_WHAT TO WORK ON_
Scan the records for "players" and copy each line that contains it.

#### EXTRACTED INFORMATION

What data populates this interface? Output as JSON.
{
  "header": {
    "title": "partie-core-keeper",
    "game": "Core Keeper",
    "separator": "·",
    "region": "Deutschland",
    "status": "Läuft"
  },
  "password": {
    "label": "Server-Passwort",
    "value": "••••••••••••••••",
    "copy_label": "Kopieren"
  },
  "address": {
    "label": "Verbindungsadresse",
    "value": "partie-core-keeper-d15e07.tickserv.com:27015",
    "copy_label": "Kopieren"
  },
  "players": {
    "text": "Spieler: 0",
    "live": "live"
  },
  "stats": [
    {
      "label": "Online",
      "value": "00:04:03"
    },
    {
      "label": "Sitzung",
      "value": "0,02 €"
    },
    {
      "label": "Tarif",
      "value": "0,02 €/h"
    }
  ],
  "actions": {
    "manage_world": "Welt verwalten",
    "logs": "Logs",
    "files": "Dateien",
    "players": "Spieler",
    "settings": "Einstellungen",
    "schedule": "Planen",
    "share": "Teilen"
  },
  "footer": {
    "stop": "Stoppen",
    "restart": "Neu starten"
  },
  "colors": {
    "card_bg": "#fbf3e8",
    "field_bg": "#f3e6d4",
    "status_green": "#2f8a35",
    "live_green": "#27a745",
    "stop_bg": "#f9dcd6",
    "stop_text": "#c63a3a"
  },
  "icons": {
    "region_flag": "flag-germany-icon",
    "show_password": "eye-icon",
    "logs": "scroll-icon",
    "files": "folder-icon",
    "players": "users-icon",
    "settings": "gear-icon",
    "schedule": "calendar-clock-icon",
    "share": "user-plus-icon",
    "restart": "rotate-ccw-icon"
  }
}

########

_SOLUTION TO THE EXERCISE_
  "players": {
    "players": "Spieler",
    "players": "users-icon",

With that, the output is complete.